## Required action
What lines of the data include the string "grey"? Copy them all.

Entries from a dataset of interfaces
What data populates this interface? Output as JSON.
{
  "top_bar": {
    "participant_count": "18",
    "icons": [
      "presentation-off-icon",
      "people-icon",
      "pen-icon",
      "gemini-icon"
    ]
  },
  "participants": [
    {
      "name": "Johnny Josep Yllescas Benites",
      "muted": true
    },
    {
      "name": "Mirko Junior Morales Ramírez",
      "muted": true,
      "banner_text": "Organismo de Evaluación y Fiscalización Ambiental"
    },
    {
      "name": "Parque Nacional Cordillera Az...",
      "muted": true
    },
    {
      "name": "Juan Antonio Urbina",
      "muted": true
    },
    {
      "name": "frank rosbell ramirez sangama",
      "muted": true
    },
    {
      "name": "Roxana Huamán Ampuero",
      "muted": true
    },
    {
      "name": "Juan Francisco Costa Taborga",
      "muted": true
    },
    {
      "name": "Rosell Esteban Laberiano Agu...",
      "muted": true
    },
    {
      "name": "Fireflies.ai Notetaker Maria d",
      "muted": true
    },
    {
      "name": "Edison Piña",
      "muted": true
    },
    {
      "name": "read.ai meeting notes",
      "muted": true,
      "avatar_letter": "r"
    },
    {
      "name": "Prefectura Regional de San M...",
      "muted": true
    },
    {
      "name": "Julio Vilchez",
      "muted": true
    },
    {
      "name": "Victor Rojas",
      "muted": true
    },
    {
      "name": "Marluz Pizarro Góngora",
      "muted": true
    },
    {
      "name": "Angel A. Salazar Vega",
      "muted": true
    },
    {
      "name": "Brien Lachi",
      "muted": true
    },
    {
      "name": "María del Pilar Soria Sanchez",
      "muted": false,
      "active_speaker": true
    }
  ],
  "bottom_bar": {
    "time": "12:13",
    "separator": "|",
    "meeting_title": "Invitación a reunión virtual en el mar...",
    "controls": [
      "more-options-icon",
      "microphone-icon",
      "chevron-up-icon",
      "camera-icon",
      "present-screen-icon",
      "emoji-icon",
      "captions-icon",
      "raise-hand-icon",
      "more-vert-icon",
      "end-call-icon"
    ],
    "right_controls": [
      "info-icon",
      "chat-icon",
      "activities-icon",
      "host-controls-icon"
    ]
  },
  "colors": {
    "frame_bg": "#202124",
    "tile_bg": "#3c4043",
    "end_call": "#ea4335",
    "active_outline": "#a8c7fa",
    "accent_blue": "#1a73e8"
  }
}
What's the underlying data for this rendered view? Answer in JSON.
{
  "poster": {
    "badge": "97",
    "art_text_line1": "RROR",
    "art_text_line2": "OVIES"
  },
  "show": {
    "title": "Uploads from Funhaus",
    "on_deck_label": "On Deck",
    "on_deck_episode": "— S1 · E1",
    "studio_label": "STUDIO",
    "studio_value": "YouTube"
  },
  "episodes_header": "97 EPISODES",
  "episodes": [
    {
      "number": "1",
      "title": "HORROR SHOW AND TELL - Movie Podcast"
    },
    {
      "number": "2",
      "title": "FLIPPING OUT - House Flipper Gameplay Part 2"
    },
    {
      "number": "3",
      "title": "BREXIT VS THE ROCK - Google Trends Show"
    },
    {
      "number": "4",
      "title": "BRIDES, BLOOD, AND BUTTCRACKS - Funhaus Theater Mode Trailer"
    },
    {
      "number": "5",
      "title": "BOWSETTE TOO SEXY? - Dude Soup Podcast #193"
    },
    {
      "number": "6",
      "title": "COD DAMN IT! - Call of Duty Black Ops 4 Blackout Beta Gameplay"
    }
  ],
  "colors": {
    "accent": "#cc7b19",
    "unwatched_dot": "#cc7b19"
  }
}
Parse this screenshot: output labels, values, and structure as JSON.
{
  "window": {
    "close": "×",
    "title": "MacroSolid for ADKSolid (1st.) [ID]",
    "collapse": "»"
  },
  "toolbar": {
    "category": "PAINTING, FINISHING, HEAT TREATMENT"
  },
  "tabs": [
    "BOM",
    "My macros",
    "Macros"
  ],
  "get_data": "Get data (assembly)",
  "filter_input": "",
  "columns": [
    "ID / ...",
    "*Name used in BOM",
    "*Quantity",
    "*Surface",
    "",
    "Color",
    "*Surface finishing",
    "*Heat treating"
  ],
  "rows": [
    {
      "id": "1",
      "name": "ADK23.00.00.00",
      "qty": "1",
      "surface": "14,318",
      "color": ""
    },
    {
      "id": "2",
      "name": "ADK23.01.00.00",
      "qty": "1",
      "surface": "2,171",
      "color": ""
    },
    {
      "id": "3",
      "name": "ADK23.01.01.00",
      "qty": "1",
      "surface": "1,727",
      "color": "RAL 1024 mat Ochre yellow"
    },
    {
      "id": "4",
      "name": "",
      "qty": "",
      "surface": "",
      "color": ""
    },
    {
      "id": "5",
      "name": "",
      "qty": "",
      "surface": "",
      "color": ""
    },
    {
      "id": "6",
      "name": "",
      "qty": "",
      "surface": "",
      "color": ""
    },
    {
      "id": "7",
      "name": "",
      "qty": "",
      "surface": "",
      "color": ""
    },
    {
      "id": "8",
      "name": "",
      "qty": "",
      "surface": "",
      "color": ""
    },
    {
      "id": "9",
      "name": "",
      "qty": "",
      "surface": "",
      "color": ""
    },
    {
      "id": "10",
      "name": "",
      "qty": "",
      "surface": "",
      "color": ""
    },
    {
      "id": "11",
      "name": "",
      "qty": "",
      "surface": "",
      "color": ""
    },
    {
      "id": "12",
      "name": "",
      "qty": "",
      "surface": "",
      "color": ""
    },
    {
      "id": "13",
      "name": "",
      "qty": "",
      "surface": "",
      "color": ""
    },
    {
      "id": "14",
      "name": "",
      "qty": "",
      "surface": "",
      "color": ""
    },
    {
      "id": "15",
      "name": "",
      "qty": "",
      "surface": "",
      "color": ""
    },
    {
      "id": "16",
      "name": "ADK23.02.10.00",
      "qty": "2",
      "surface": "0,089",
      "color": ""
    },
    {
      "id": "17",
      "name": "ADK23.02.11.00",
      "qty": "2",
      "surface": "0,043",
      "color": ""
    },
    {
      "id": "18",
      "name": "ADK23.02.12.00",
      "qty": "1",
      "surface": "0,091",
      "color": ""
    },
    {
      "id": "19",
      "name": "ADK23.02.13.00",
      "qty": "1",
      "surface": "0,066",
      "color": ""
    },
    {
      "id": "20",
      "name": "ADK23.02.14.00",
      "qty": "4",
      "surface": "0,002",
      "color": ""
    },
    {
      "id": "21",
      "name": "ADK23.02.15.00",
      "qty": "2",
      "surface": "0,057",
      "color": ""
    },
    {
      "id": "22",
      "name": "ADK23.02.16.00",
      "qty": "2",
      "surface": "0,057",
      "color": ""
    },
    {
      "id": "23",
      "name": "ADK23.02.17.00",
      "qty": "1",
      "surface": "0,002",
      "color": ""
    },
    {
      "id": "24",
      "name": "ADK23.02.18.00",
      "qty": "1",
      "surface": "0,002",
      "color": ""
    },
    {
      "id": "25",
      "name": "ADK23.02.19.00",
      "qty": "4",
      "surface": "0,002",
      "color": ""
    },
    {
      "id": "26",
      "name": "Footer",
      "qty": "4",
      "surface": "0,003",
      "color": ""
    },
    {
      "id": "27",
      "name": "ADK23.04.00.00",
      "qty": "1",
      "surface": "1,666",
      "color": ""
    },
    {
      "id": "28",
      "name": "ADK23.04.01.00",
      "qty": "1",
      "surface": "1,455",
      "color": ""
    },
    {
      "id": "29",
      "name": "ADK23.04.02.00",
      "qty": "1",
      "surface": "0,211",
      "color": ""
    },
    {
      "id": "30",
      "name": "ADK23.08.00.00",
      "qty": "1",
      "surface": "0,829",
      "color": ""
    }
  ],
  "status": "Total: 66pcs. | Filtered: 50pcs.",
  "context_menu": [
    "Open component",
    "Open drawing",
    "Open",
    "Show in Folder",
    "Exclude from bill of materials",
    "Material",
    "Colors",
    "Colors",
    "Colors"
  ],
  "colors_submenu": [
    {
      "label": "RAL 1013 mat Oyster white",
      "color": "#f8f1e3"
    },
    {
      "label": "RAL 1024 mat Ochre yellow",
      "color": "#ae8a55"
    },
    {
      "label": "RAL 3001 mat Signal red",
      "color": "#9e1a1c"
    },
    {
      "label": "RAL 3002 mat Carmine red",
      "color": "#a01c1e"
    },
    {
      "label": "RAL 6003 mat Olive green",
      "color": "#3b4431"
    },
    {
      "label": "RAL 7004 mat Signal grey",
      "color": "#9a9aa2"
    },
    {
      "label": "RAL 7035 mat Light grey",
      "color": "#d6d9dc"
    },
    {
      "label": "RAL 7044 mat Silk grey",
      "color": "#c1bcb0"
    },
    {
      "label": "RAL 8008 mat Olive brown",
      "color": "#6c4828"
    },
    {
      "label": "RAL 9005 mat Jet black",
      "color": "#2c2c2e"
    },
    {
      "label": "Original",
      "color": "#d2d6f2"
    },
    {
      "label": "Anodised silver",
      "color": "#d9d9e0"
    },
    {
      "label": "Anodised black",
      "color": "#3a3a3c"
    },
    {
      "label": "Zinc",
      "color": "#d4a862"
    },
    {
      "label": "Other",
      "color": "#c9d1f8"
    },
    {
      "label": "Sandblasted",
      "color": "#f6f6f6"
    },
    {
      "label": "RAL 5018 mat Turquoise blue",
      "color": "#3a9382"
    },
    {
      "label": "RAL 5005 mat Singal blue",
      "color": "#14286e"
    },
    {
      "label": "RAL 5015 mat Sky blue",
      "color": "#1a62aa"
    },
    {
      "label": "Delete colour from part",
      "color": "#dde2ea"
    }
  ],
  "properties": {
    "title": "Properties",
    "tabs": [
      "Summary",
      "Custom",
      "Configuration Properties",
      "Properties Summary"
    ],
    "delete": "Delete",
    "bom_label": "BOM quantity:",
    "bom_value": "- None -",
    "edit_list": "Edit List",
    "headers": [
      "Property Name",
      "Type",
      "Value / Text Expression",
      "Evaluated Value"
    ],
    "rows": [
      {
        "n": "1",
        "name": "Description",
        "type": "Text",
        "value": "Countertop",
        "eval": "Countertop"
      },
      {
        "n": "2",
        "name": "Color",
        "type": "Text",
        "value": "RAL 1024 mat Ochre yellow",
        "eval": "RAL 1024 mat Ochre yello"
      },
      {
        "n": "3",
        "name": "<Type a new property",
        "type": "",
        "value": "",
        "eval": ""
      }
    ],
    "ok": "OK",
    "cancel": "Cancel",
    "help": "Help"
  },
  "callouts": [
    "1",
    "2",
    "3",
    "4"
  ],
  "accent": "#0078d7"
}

## Problem solution
      "label": "RAL 7004 mat Signal grey",
      "label": "RAL 7035 mat Light grey",
      "label": "RAL 7044 mat Silk grey",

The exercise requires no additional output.